**Try it**
Needed from the data below: all lines that contain the word "hello".

**Records supplied**
▬▬▬

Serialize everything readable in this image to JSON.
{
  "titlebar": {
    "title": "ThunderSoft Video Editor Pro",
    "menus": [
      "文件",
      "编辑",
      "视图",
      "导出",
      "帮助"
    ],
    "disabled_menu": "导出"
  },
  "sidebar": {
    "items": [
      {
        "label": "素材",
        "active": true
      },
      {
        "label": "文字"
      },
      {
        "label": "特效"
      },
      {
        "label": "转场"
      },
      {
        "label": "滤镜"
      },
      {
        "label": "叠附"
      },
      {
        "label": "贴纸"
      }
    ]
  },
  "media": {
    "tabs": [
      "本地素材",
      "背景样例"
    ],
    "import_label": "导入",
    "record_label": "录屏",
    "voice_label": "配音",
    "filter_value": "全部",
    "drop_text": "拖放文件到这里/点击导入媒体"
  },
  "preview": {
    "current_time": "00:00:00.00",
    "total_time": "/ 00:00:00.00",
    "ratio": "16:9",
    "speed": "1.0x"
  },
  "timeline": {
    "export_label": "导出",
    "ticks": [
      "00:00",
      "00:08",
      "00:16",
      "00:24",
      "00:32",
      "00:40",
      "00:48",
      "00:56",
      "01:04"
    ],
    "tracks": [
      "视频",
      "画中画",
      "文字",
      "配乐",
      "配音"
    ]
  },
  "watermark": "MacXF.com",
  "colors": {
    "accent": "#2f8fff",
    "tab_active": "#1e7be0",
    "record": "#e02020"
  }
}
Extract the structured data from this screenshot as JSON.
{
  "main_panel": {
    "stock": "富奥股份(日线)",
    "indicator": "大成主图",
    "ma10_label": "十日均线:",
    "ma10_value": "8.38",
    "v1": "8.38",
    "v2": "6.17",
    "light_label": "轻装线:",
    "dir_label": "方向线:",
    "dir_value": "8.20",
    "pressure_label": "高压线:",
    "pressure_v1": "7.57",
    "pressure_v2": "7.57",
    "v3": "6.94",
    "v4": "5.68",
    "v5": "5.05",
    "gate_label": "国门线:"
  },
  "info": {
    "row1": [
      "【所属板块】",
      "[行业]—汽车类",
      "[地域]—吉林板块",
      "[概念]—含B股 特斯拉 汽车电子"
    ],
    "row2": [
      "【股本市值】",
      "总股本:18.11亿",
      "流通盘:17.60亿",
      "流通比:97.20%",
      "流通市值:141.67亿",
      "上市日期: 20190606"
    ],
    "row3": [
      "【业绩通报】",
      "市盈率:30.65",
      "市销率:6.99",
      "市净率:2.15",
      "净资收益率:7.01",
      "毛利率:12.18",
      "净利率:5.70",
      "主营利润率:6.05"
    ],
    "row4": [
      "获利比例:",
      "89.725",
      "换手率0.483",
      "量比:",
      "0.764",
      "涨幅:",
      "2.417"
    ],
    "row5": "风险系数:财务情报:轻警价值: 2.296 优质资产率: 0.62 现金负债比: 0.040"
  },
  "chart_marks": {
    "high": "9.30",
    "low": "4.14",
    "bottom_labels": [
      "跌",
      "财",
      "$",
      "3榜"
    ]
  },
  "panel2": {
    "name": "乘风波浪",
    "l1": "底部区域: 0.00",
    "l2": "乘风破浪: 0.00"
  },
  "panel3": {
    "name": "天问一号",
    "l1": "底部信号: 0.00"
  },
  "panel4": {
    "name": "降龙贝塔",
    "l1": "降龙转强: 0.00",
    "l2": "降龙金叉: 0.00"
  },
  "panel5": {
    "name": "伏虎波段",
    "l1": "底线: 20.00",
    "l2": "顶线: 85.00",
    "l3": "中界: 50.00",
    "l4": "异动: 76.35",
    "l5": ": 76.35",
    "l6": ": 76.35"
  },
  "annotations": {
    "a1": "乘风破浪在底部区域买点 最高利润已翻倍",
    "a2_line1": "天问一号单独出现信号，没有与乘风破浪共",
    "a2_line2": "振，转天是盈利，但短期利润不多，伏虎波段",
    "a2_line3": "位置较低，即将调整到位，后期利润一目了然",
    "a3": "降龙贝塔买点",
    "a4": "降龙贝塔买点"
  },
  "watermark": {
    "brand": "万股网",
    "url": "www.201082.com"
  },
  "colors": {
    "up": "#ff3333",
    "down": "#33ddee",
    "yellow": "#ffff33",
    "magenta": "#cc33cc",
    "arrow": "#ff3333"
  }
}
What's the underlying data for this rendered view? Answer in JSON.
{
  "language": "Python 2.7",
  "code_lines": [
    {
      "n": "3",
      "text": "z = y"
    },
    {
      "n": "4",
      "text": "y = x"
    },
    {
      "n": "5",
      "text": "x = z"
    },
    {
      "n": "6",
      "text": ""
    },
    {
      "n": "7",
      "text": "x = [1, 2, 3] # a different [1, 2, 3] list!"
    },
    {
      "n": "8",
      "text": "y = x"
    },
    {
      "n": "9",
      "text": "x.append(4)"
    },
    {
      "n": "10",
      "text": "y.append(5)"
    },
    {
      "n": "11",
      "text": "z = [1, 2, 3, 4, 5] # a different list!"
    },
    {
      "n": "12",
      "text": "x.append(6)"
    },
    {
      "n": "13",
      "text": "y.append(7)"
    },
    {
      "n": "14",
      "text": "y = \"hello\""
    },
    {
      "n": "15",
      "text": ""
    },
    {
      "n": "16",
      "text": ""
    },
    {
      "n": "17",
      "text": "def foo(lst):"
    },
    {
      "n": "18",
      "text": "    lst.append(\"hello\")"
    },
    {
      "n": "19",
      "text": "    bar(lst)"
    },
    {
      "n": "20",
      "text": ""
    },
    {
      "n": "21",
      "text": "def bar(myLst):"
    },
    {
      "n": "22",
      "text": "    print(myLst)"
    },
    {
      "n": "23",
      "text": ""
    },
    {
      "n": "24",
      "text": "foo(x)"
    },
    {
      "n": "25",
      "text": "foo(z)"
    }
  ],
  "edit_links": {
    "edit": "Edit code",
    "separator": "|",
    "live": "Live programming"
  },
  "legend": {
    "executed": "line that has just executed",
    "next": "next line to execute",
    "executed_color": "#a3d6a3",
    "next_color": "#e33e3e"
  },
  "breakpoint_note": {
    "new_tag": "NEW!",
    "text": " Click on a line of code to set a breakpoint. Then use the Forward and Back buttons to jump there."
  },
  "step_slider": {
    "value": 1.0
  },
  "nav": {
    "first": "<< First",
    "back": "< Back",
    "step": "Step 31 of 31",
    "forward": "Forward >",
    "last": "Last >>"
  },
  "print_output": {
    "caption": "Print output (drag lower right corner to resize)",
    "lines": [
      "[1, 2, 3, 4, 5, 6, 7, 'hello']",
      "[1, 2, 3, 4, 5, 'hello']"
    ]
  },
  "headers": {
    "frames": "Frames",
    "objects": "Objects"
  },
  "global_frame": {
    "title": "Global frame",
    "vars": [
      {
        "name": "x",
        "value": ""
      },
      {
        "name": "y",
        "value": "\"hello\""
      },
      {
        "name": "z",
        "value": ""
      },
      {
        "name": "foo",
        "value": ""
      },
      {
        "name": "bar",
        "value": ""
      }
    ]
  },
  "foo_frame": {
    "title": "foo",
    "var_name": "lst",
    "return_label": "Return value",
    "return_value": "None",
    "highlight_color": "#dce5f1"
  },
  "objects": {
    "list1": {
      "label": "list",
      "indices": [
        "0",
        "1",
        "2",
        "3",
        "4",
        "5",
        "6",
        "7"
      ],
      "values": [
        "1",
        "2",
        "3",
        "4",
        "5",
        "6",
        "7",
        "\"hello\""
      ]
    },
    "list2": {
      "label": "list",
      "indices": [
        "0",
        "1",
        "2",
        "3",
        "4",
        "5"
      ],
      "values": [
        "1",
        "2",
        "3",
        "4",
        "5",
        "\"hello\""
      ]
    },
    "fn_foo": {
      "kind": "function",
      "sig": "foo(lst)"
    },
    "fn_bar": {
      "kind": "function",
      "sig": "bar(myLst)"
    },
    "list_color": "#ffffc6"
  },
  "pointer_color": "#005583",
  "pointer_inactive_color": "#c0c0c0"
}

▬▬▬

**Output for this task**
      "text": "y = \"hello\""
      "text": "    lst.append(\"hello\")"
      "[1, 2, 3, 4, 5, 6, 7, 'hello']",
      "[1, 2, 3, 4, 5, 'hello']"
        "value": "\"hello\""
        "\"hello\""
        "\"hello\""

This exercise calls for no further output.